Ally is Not a Noun

By Dr. Makini King, Director of Diversity and Inclusion Initiatives

Most of us are good people. Most of us, as good people, would denounce inequality and injustice. When asked, many of us would acknowledge that inequalities must be made right. When pressed, some of us might say that this takes active work, because justice does not happen naturally.

In social justice work the term Ally is often defined as a noun; a person who uses their privilege to advocate on behalf of someone else who doesn’t hold that same privilege. Allyship is one of the first action-oriented tools one learns in social justice and bias trainings. Awareness of injustices; racism, sexism, homophobia, classism, and ableism (to name a few) is of course, the first step toward advocacy, but awareness alone is not enough to dismantle systems of oppression. To be an Ally requires that a person not simply notice an injustice, but also take action by bringing attention to the injustice and requesting that it be corrected.

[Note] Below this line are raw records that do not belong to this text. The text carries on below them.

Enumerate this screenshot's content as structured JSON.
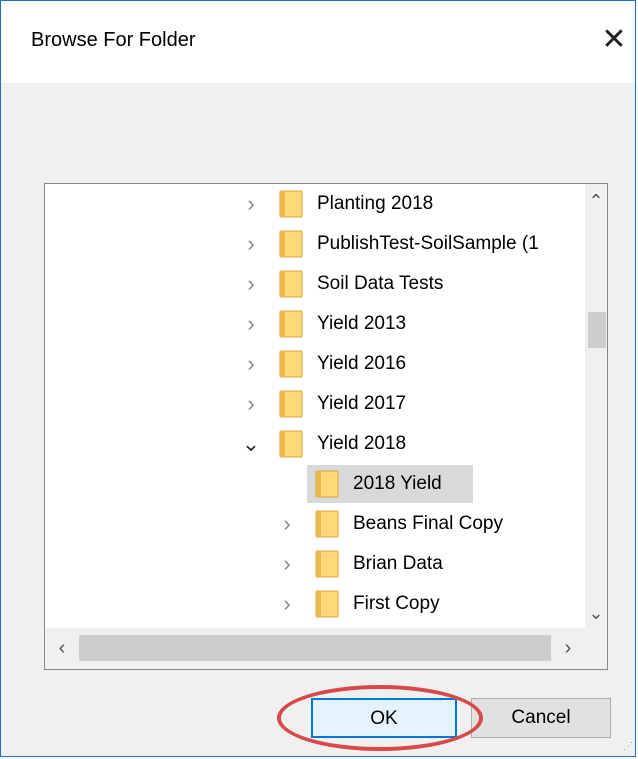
{
  "dialog": {
    "title": "Browse For Folder",
    "close_glyph": "✕"
  },
  "tree": {
    "items": [
      {
        "label": "Planting 2018",
        "state": "collapsed",
        "level": 0
      },
      {
        "label": "PublishTest-SoilSample (1",
        "state": "collapsed",
        "level": 0
      },
      {
        "label": "Soil Data Tests",
        "state": "collapsed",
        "level": 0
      },
      {
        "label": "Yield 2013",
        "state": "collapsed",
        "level": 0
      },
      {
        "label": "Yield 2016",
        "state": "collapsed",
        "level": 0
      },
      {
        "label": "Yield 2017",
        "state": "collapsed",
        "level": 0
      },
      {
        "label": "Yield 2018",
        "state": "expanded",
        "level": 0
      },
      {
        "label": "2018 Yield",
        "state": "leaf",
        "level": 1,
        "selected": true
      },
      {
        "label": "Beans Final Copy",
        "state": "collapsed",
        "level": 1
      },
      {
        "label": "Brian Data",
        "state": "collapsed",
        "level": 1
      },
      {
        "label": "First Copy",
        "state": "collapsed",
        "level": 1
      }
    ],
    "glyphs": {
      "collapsed": "›",
      "expanded": "⌄",
      "scroll_up": "⌃",
      "scroll_down": "⌄",
      "scroll_left": "‹",
      "scroll_right": "›"
    }
  },
  "buttons": {
    "ok": "OK",
    "cancel": "Cancel"
  },
  "colors": {
    "accent": "#0078d7",
    "highlight_ring": "#d84a4a",
    "folder_fill": "#ffd97a",
    "folder_tab": "#e8b84a"
  }
}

It is important to note here that Allies are not defined by the assignment of the term; one cannot simply declare themselves an Ally because they believe in justice. Allies are defined by their actions. In other words, the question to ask one’s self is not am I an Ally, but rather, how have I advocated for or supported marginalized people or communities today? Yes, “today” is critical to the assessment of one’s allyship, for the systems of injustice do not take days off and the work of allies must be just as steadfast.

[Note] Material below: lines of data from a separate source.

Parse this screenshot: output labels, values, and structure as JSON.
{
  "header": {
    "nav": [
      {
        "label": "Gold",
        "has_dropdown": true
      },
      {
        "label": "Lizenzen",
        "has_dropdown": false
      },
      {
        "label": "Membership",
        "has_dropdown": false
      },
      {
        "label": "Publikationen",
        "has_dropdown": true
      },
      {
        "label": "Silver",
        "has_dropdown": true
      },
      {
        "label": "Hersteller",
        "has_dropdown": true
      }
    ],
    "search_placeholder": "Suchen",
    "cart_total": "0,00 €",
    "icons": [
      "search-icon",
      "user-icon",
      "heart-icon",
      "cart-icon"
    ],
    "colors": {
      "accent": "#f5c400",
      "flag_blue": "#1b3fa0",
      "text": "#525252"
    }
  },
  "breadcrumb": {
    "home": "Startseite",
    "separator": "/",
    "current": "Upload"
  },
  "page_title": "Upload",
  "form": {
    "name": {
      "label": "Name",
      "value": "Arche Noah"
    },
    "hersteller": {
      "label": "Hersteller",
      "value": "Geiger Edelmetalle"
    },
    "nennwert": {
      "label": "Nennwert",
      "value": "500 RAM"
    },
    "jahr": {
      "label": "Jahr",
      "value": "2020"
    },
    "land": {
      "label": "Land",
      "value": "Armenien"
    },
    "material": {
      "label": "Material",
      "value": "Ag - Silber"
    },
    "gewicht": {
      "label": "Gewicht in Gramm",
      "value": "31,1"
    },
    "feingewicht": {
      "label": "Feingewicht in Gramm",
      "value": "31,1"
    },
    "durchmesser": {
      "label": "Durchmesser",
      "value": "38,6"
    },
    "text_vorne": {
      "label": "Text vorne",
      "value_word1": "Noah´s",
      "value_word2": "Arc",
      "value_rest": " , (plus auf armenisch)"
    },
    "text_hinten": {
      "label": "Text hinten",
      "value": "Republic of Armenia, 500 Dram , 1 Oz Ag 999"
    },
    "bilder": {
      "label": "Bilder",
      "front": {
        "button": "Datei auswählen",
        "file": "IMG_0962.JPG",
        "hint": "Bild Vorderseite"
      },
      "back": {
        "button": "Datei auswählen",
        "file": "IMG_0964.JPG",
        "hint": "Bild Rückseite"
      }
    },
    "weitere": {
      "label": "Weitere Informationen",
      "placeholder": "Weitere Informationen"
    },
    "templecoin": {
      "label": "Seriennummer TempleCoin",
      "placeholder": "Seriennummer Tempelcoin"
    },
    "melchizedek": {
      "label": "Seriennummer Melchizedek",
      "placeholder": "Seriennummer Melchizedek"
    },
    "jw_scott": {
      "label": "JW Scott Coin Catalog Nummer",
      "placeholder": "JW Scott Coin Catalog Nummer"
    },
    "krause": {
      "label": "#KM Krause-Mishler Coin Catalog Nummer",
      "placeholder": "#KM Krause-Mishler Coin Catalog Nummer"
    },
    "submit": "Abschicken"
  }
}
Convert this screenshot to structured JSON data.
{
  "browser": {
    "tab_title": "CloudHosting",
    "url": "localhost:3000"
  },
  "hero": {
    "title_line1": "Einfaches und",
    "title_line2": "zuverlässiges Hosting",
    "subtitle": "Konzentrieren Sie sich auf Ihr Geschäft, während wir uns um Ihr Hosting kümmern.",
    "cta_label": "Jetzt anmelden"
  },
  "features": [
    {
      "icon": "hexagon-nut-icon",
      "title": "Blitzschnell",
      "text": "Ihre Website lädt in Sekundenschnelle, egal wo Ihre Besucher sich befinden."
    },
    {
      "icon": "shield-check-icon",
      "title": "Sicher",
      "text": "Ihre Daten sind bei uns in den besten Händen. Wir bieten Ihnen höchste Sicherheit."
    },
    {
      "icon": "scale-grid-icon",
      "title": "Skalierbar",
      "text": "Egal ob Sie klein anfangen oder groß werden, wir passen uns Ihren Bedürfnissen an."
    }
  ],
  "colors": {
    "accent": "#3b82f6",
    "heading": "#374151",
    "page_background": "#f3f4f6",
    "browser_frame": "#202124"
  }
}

Here is a thought experiment I encourage you to make a part of your daily habit. As you move throughout your day; sit in a classroom, a department meeting, a social space, or as you go to the supermarket, to your neighborhood and residence, or visit with your friends and family, I want you to think about the inequality that might exist in that space. This may not initially be an easy task, we tend to make the assumption that if we feel a space is safe, inclusive and pleasant, then everyone must feel the same way. I want you to think about what the experience might be like for people who represent marginalized or non-privileged communities; for example, people of color, non-Christians, immigrants, people experiencing homelessness, women, LGBTQIA people, indigenous people, people with disabilities, people with low income, or people for which English is not their first language. Consider who is represented in that space and who is not and then ask why. Then consider who has a voice that is being heard in the space and who does not and then ask why. Then ask yourself how you might ACT as an Ally in order to support those people who may not be represented, or who may not have a voice in order to actively make the space more equitable.

If acting as an Ally sounds effortful, uncomfortable and exhausting, that’s because it is. As good people who denounce injustice, and who believe inequality must be made right through active work, the discomfort and exhaustive effort is a small price to pay.